The answer should reproduce the listing below character for character.

- Opening Delimiter -

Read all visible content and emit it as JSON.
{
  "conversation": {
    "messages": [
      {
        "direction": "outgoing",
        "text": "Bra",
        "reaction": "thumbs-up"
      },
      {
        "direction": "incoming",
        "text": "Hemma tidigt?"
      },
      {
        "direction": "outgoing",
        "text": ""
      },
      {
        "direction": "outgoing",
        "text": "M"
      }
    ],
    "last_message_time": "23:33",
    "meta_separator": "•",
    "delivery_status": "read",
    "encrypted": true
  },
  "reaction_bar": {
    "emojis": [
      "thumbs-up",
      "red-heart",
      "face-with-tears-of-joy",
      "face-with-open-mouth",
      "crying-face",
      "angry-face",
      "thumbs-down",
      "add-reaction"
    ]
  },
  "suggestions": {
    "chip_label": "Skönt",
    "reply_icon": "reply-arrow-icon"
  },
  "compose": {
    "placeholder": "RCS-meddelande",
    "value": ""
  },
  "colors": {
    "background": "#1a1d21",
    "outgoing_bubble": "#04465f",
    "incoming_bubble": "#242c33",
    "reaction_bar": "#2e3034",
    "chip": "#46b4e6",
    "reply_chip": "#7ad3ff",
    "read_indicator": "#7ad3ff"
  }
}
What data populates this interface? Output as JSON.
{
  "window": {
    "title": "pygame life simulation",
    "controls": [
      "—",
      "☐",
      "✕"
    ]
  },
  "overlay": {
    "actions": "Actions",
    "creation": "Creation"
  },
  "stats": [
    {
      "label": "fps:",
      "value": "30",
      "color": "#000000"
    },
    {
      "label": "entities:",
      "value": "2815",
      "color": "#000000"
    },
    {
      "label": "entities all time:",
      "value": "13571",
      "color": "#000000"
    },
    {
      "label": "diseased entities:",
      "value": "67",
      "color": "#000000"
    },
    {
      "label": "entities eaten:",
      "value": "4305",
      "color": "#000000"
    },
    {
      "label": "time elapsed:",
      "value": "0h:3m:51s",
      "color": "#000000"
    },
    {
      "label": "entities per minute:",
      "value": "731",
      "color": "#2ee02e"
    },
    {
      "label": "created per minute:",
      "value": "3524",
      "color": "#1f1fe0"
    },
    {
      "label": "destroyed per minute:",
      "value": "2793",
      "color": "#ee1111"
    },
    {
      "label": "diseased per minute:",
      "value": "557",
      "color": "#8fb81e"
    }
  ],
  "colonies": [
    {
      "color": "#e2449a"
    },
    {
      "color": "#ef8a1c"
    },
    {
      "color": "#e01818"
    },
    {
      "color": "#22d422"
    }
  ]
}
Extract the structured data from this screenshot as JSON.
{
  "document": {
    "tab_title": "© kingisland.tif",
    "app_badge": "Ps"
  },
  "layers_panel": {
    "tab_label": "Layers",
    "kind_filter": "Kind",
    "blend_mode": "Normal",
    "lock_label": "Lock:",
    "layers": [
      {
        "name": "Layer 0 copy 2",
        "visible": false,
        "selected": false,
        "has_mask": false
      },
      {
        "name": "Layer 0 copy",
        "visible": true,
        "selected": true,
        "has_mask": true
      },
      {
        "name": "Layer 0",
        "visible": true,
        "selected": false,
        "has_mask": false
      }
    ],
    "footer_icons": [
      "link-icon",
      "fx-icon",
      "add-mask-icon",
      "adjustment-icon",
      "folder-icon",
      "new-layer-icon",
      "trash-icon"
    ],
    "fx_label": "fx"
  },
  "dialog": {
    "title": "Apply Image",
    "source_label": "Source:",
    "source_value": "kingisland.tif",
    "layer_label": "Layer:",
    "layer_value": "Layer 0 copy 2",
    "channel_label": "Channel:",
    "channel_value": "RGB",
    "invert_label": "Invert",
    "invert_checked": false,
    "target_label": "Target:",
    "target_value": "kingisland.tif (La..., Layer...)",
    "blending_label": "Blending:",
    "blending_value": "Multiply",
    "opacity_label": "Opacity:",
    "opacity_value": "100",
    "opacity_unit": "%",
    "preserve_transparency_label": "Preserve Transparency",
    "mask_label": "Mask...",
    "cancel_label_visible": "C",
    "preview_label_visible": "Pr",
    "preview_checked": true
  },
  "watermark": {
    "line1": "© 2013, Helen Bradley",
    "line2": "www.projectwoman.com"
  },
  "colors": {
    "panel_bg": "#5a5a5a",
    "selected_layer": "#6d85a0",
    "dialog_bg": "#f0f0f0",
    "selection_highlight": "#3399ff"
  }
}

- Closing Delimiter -

▸ **The answer**:
Read all visible content and emit it as JSON.
{
  "conversation": {
    "messages": [
      {
        "direction": "outgoing",
        "text": "Bra",
        "reaction": "thumbs-up"
      },
      {
        "direction": "incoming",
        "text": "Hemma tidigt?"
      },
      {
        "direction": "outgoing",
        "text": ""
      },
      {
        "direction": "outgoing",
        "text": "M"
      }
    ],
    "last_message_time": "23:33",
    "meta_separator": "•",
    "delivery_status": "read",
    "encrypted": true
  },
  "reaction_bar": {
    "emojis": [
      "thumbs-up",
      "red-heart",
      "face-with-tears-of-joy",
      "face-with-open-mouth",
      "crying-face",
      "angry-face",
      "thumbs-down",
      "add-reaction"
    ]
  },
  "suggestions": {
    "chip_label": "Skönt",
    "reply_icon": "reply-arrow-icon"
  },
  "compose": {
    "placeholder": "RCS-meddelande",
    "value": ""
  },
  "colors": {
    "background": "#1a1d21",
    "outgoing_bubble": "#04465f",
    "incoming_bubble": "#242c33",
    "reaction_bar": "#2e3034",
    "chip": "#46b4e6",
    "reply_chip": "#7ad3ff",
    "read_indicator": "#7ad3ff"
  }
}
What data populates this interface? Output as JSON.
{
  "window": {
    "title": "pygame life simulation",
    "controls": [
      "—",
      "☐",
      "✕"
    ]
  },
  "overlay": {
    "actions": "Actions",
    "creation": "Creation"
  },
  "stats": [
    {
      "label": "fps:",
      "value": "30",
      "color": "#000000"
    },
    {
      "label": "entities:",
      "value": "2815",
      "color": "#000000"
    },
    {
      "label": "entities all time:",
      "value": "13571",
      "color": "#000000"
    },
    {
      "label": "diseased entities:",
      "value": "67",
      "color": "#000000"
    },
    {
      "label": "entities eaten:",
      "value": "4305",
      "color": "#000000"
    },
    {
      "label": "time elapsed:",
      "value": "0h:3m:51s",
      "color": "#000000"
    },
    {
      "label": "entities per minute:",
      "value": "731",
      "color": "#2ee02e"
    },
    {
      "label": "created per minute:",
      "value": "3524",
      "color": "#1f1fe0"
    },
    {
      "label": "destroyed per minute:",
      "value": "2793",
      "color": "#ee1111"
    },
    {
      "label": "diseased per minute:",
      "value": "557",
      "color": "#8fb81e"
    }
  ],
  "colonies": [
    {
      "color": "#e2449a"
    },
    {
      "color": "#ef8a1c"
    },
    {
      "color": "#e01818"
    },
    {
      "color": "#22d422"
    }
  ]
}
Extract the structured data from this screenshot as JSON.
{
  "document": {
    "tab_title": "© kingisland.tif",
    "app_badge": "Ps"
  },
  "layers_panel": {
    "tab_label": "Layers",
    "kind_filter": "Kind",
    "blend_mode": "Normal",
    "lock_label": "Lock:",
    "layers": [
      {
        "name": "Layer 0 copy 2",
        "visible": false,
        "selected": false,
        "has_mask": false
      },
      {
        "name": "Layer 0 copy",
        "visible": true,
        "selected": true,
        "has_mask": true
      },
      {
        "name": "Layer 0",
        "visible": true,
        "selected": false,
        "has_mask": false
      }
    ],
    "footer_icons": [
      "link-icon",
      "fx-icon",
      "add-mask-icon",
      "adjustment-icon",
      "folder-icon",
      "new-layer-icon",
      "trash-icon"
    ],
    "fx_label": "fx"
  },
  "dialog": {
    "title": "Apply Image",
    "source_label": "Source:",
    "source_value": "kingisland.tif",
    "layer_label": "Layer:",
    "layer_value": "Layer 0 copy 2",
    "channel_label": "Channel:",
    "channel_value": "RGB",
    "invert_label": "Invert",
    "invert_checked": false,
    "target_label": "Target:",
    "target_value": "kingisland.tif (La..., Layer...)",
    "blending_label": "Blending:",
    "blending_value": "Multiply",
    "opacity_label": "Opacity:",
    "opacity_value": "100",
    "opacity_unit": "%",
    "preserve_transparency_label": "Preserve Transparency",
    "mask_label": "Mask...",
    "cancel_label_visible": "C",
    "preview_label_visible": "Pr",
    "preview_checked": true
  },
  "watermark": {
    "line1": "© 2013, Helen Bradley",
    "line2": "www.projectwoman.com"
  },
  "colors": {
    "panel_bg": "#5a5a5a",
    "selected_layer": "#6d85a0",
    "dialog_bg": "#f0f0f0",
    "selection_highlight": "#3399ff"
  }
}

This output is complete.